I'm a white woman struggling to remove the veil of prejudice that I acquired over the years of growing up in a rural mid-western town and too many years of exposure to mass media and "white-washed" K-12 textbooks. This is an excellent novel by an African-American author living and writing about life in the U.S. during World War II. It is excellent. Reviewed and recommended by my niece, a 24-year-old, bi-lingual 5th year college student. This is a story about the honor, integrity, intelligence and insight of some humankind. It's about struggle and resiliency, and honor.
This book is fantastic. It tells about how hard it is for the black man living in the white man's world and it is still relevant today. The man can write. Old school flava.
Chester Himes is best known for his excellent Harlem Detective series from the 1950’s and 60’s. His first novel was ‘If He Hollers Let Him Go’, written in the 1940’s and takes place late during WWII. Its story tells of four days in the life of Bob Jones, a black man who lives in fear of the racism that engulfs him. Dealing with and fearing the consequences of racism takes over his life, his dreams, his ambitions, his actions, his every move. He works hard to become a foreman in the shipyards where he works supervising other black men, but the littlest thing can and does trip him up. When Bob experiences racism, you experience it with him feeling the anger, desperation and hopelessness. His character is so well written it feels like he’s standing next to you and sharing his thoughts directly with you. At times ‘If He Hollers Let Him Go’ is harsh and difficult to read. But this book is so well written you will hold your breath waiting to find out the fate of Bob. The dialogue crackles and at times slaps you in the face. If you are someone who doesn’t get the ‘Black Lives Matter’ movement, read this book. Of course all lives matter, but if you’re white like I am we haven’t had to deal with the racism that many people of color still deal with way too often. During the 1940s when this story takes place, a black man saying or doing the wrong thing to a white man could be your death. This is a pretty great and important book.

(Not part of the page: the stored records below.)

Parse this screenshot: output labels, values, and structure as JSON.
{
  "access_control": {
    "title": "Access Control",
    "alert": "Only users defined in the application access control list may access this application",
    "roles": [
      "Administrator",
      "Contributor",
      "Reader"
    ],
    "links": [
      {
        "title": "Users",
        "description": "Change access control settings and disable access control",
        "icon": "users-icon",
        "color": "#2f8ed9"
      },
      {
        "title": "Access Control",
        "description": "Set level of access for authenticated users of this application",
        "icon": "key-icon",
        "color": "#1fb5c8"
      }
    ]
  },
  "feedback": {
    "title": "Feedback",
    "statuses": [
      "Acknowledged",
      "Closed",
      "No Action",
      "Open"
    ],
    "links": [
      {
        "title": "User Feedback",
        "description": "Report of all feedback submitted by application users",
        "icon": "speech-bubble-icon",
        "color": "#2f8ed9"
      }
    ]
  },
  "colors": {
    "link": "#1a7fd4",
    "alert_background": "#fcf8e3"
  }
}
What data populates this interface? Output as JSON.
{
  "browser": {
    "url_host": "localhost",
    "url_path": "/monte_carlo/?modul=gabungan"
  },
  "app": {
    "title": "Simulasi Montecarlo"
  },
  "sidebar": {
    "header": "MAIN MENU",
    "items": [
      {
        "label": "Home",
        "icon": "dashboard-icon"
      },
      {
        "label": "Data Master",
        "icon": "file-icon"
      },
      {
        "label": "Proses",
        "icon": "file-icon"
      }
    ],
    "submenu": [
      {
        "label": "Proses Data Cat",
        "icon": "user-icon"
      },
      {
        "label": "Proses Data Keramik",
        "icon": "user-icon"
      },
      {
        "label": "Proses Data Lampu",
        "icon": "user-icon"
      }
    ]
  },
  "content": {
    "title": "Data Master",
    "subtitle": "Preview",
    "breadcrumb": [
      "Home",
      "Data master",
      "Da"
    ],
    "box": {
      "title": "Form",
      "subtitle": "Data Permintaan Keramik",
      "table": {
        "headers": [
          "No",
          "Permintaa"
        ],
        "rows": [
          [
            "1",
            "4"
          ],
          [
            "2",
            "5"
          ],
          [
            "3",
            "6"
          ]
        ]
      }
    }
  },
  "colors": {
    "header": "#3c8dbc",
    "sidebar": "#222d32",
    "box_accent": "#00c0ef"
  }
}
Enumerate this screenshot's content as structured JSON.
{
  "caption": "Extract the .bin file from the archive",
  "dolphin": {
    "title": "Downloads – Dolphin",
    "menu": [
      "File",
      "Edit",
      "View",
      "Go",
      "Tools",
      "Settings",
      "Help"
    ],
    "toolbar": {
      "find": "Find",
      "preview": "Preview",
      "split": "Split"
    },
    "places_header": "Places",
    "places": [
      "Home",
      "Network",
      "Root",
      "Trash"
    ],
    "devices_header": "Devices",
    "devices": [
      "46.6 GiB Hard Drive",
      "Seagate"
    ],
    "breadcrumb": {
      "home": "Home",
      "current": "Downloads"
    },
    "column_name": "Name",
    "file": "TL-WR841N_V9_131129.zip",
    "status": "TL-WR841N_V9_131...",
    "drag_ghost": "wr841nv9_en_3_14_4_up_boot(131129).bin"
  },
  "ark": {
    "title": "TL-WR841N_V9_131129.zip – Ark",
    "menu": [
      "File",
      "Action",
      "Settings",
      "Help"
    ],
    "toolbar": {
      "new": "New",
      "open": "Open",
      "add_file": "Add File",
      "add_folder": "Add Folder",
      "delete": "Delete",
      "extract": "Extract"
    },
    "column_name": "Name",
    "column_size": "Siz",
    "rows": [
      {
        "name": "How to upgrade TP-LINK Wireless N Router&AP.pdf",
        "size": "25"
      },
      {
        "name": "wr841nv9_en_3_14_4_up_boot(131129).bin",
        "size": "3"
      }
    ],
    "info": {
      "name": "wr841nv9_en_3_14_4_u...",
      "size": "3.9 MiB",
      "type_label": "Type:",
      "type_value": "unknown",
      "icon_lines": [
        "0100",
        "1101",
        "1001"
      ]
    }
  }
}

This is a very down-to-earth book. This novel illustrates the emotions that go along with racism in a relatable way that all races can understand. The novel also focuses on several types of people: the blacks who hate white people, the blacks who want to be white people, and the various degrees of racist white people, from those who don't mind dealing with black people to those who would beat a black person to death in an instant. The book is interesting because it leaves no one 'right.' Every character's stance on the issue of racism is challenged in this book and, in turn, so are its audience's. Reading this book will leave you thinking about your own biases and lifestyle, definitely. The plot is fair and cohesive. None of the plot's movement felt forced, except for one (It becomes insignificant very soon after it happens). The point of the book is really the racial issues, though. All in all, this book will make you feel for Bob Jones, the main character, and you will learn something about yourself, too.